The drawing workshops at TUMO are guided by one principle above all else: “Everyone is unique. Each student has his or her own story and set of experiences that makes them who they are, but the second they try to mimic someone else, they lose that originality. During the workshops, we expose them to different artists, but always encourage them to develop their own style,” explains a drawing workshop leader.

It’s all about helping students find their voice – the rest is just a means of getting there. So, let’s find out what getting there entails.

Level I

The first level of drawing at TUMO is primarily skills-based. That means that though they do spend some time exploring the many Photoshop tools that will later make their lives easier, they still do everything by hand so they can gain a solid footing in the area. By the workshop’s culmination, the student will have drawn a character, in black and white, from the front, back and sides. Part of this level is also spent on understanding the difference between drawing characters for video games vs. animations.

Level II

Level II brings a lot of color to the TUMO students’ lives, both literally and figuratively.

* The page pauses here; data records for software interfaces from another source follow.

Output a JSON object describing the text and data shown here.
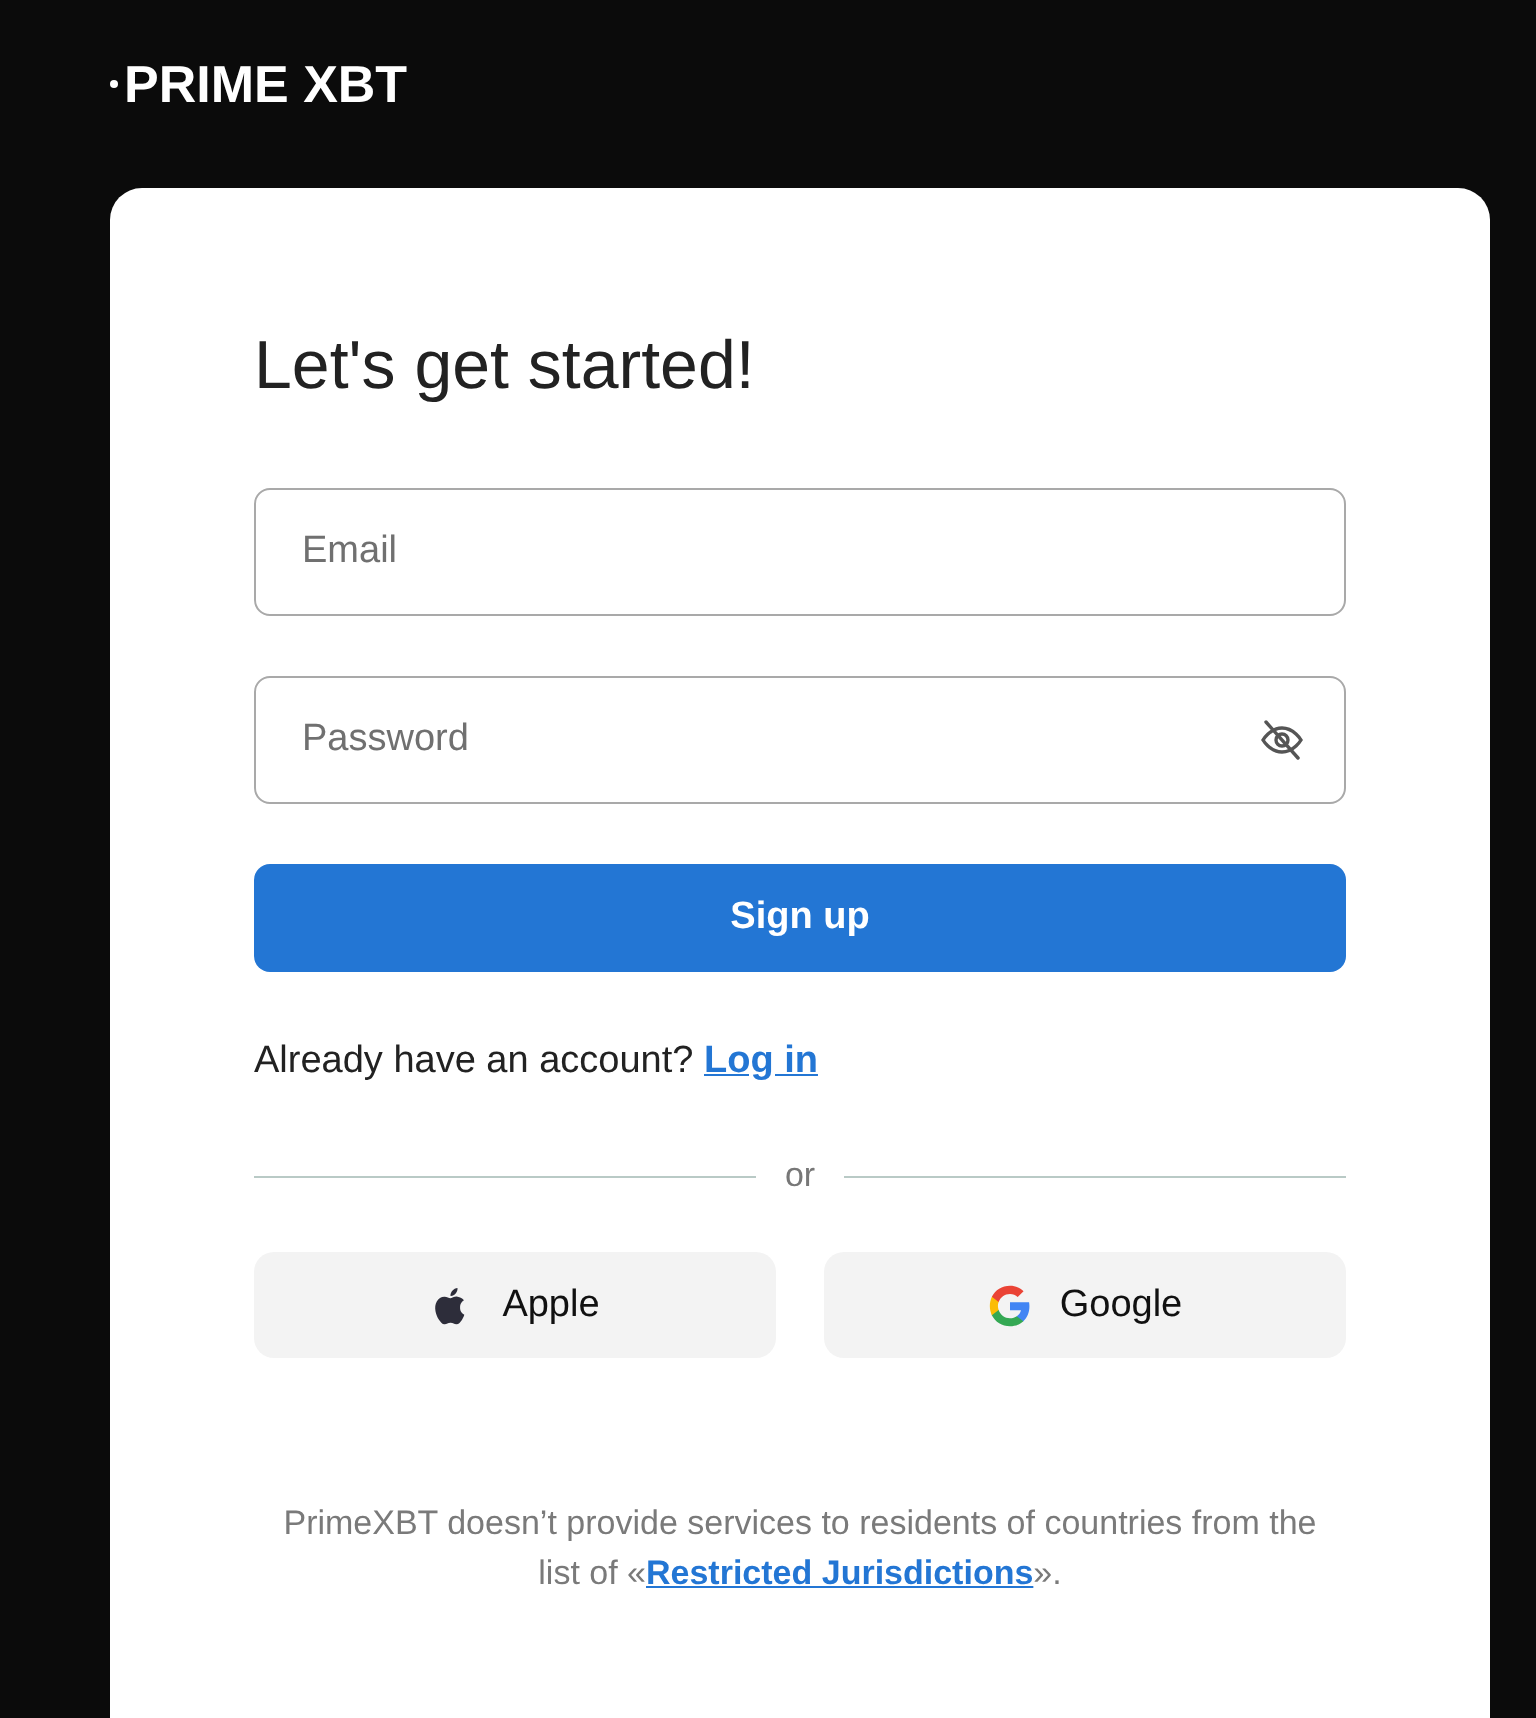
{
  "header": {
    "logo": "PRIME XBT"
  },
  "form": {
    "title": "Let's get started!",
    "email": {
      "placeholder": "Email"
    },
    "password": {
      "placeholder": "Password",
      "visible": false
    },
    "submit": "Sign up",
    "login_prompt": {
      "text": "Already have an account?",
      "link": "Log in"
    },
    "divider": "or",
    "social": [
      {
        "kind": "apple",
        "label": "Apple"
      },
      {
        "kind": "google",
        "label": "Google"
      }
    ],
    "disclaimer": {
      "text_before": "PrimeXBT doesn’t provide services to residents of countries from the list of «",
      "link": "Restricted Jurisdictions",
      "text_after": "»."
    }
  }
}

Here they begin to learn there is more to green than just green and it would behoove them to know the difference between yellow green, lime green, lime and lawn green, for example. During Level II, the teens continue using Photoshop and color in the characters they created during Level I.

Level III

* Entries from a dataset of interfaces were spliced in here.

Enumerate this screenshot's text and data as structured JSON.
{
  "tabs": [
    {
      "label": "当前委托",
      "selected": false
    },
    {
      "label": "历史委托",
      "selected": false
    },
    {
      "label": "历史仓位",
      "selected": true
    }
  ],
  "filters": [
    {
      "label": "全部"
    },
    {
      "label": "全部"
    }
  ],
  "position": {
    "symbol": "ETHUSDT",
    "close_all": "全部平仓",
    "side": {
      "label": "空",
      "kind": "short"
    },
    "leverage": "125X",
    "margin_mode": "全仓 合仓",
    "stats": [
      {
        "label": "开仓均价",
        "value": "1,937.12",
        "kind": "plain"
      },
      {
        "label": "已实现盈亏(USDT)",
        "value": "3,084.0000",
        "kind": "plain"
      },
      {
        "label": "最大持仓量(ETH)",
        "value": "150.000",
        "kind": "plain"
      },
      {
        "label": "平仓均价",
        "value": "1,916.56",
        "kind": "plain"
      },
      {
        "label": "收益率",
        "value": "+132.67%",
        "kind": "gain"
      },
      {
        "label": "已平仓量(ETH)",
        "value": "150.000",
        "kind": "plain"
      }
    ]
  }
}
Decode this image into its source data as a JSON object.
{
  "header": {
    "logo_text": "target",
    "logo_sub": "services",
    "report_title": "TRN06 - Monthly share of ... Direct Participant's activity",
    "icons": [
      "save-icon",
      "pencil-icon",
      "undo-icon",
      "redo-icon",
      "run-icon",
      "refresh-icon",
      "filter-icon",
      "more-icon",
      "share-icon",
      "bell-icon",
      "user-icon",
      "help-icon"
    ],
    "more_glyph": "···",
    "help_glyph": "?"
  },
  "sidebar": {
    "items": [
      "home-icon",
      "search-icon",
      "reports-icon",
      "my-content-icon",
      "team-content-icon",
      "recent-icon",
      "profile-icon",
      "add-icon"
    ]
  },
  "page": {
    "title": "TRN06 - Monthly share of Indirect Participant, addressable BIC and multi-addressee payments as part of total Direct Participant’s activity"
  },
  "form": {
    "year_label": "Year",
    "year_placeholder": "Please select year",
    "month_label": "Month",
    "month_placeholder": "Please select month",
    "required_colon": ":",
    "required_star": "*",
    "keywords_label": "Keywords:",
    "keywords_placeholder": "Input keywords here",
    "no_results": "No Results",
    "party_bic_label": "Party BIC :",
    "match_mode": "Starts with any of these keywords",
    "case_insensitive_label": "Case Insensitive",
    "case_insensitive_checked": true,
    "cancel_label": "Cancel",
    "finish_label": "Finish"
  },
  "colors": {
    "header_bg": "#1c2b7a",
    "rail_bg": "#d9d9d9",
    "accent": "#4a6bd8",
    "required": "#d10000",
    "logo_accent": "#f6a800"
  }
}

Everything comes together by the third level of drawing at TUMO. During this magical four-week period, the teens learn about images and composition within the frame. All this goes into finishing the final comic.

Really, it’s more than just drawing – it’s about telling a story. According to a drawing workshop leader, “drawing is a language everyone understands. Even if you can’t speak well, you can communicate through images.” Drawing and creating visual stories are things that captivate everyone from childhood, but it takes more than childhood interest to cultivate the necessary skills to be a good comic artist. “Students come in thinking it’ll just be a fun workshop and they can spend the day drawing butterflies and simple images and don’t realize how much work it takes to build something. Luckily, the process is so much fun they don’t notice,” says a drawing workshop leader.

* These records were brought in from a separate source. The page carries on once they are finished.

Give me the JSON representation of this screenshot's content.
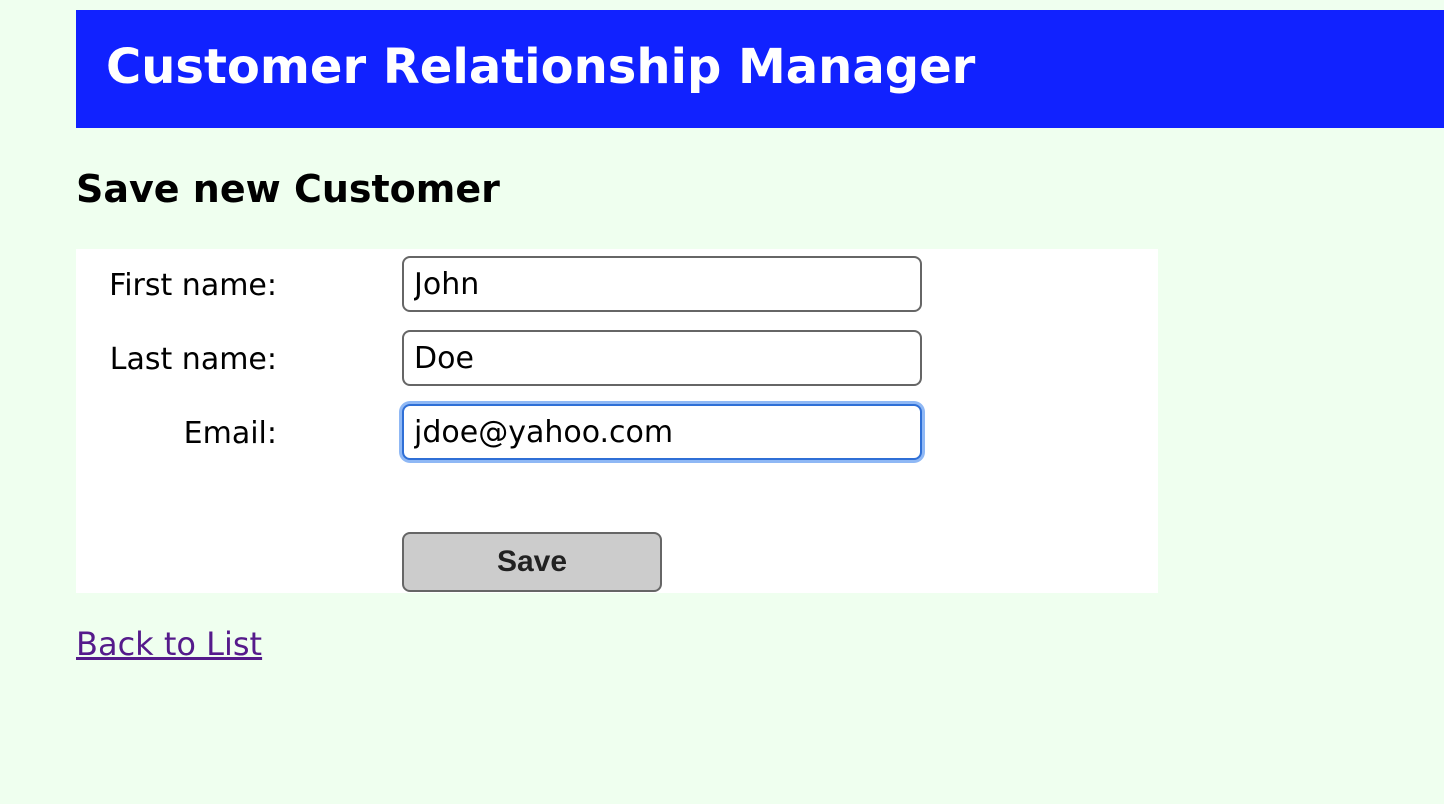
{
  "header": {
    "title": "Customer Relationship Manager",
    "background_color": "#1122ff"
  },
  "page": {
    "title": "Save new Customer",
    "background_color": "#efffef"
  },
  "form": {
    "first_name": {
      "label": "First name:",
      "value": "John"
    },
    "last_name": {
      "label": "Last name:",
      "value": "Doe"
    },
    "email": {
      "label": "Email:",
      "value": "jdoe@yahoo.com",
      "focused": true
    },
    "save_label": "Save"
  },
  "links": {
    "back": "Back to List",
    "back_color": "#551a8b"
  }
}
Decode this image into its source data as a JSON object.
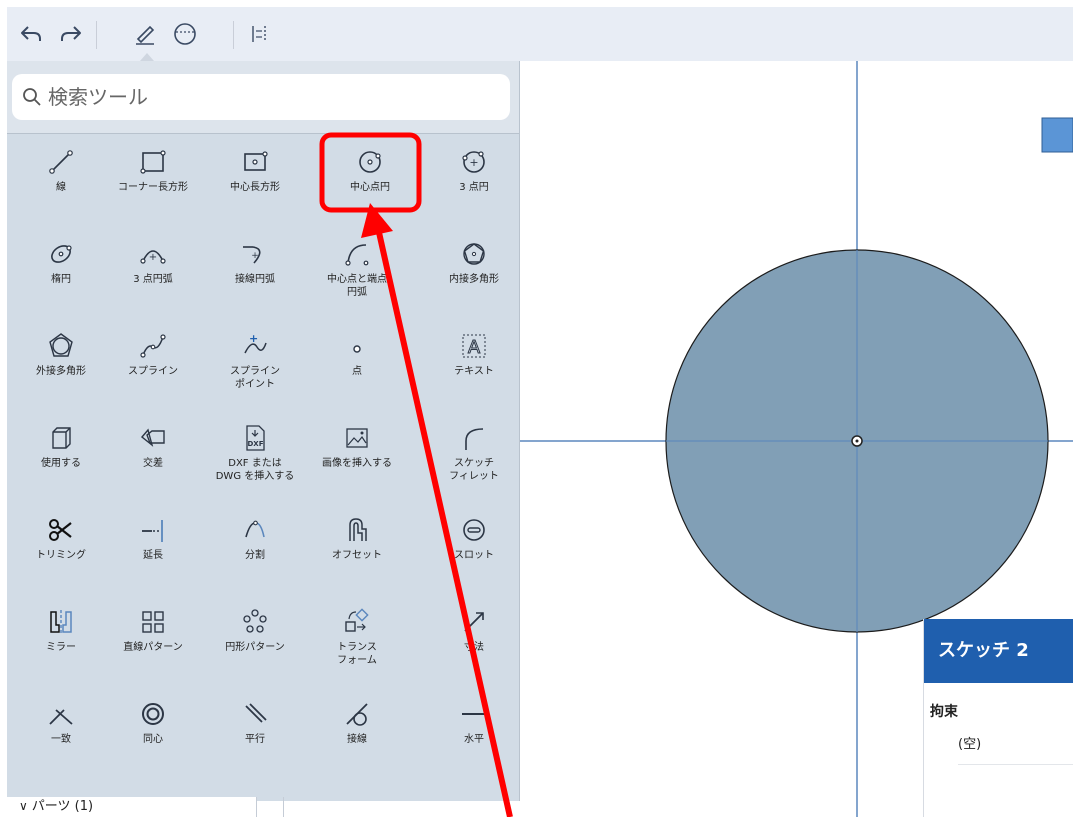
{
  "search": {
    "placeholder": "検索ツール"
  },
  "tools": [
    {
      "id": "line",
      "label": "線"
    },
    {
      "id": "corner-rect",
      "label": "コーナー長方形"
    },
    {
      "id": "center-rect",
      "label": "中心長方形"
    },
    {
      "id": "center-circle",
      "label": "中心点円"
    },
    {
      "id": "three-point-circle",
      "label": "3 点円"
    },
    {
      "id": "ellipse",
      "label": "楕円"
    },
    {
      "id": "three-point-arc",
      "label": "3 点円弧"
    },
    {
      "id": "tangent-arc",
      "label": "接線円弧"
    },
    {
      "id": "center-point-arc",
      "label": "中心点と端点\n円弧"
    },
    {
      "id": "inscribed-polygon",
      "label": "内接多角形"
    },
    {
      "id": "circumscribed-polygon",
      "label": "外接多角形"
    },
    {
      "id": "spline",
      "label": "スプライン"
    },
    {
      "id": "spline-point",
      "label": "スプライン\nポイント"
    },
    {
      "id": "point",
      "label": "点"
    },
    {
      "id": "text",
      "label": "テキスト"
    },
    {
      "id": "use",
      "label": "使用する"
    },
    {
      "id": "intersect",
      "label": "交差"
    },
    {
      "id": "dxf-insert",
      "label": "DXF または\nDWG を挿入する"
    },
    {
      "id": "image-insert",
      "label": "画像を挿入する"
    },
    {
      "id": "sketch-fillet",
      "label": "スケッチ\nフィレット"
    },
    {
      "id": "trim",
      "label": "トリミング"
    },
    {
      "id": "extend",
      "label": "延長"
    },
    {
      "id": "split",
      "label": "分割"
    },
    {
      "id": "offset",
      "label": "オフセット"
    },
    {
      "id": "slot",
      "label": "スロット"
    },
    {
      "id": "mirror",
      "label": "ミラー"
    },
    {
      "id": "linear-pattern",
      "label": "直線パターン"
    },
    {
      "id": "circular-pattern",
      "label": "円形パターン"
    },
    {
      "id": "transform",
      "label": "トランス\nフォーム"
    },
    {
      "id": "dimension",
      "label": "寸法"
    },
    {
      "id": "coincident",
      "label": "一致"
    },
    {
      "id": "concentric",
      "label": "同心"
    },
    {
      "id": "parallel",
      "label": "平行"
    },
    {
      "id": "tangent",
      "label": "接線"
    },
    {
      "id": "horizontal",
      "label": "水平"
    }
  ],
  "parts": {
    "label": "パーツ (1)"
  },
  "sketch_panel": {
    "title": "スケッチ 2",
    "constraints_title": "拘束",
    "constraints_empty": "(空)"
  },
  "colors": {
    "toolbar_bg": "#e8edf5",
    "panel_bg": "#d2dce6",
    "circle_fill": "#819fb6",
    "axis": "#5b87bd",
    "highlight": "#ff0000",
    "sketch_header": "#1f5fae"
  }
}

“Drawing has always been the best way for me to communicate myself. I love it; I feel it’s mine,” explains another workshop leader. Now it’s time for a new group of teens to make it their own in their own ways, using the full color spectrum at their disposal.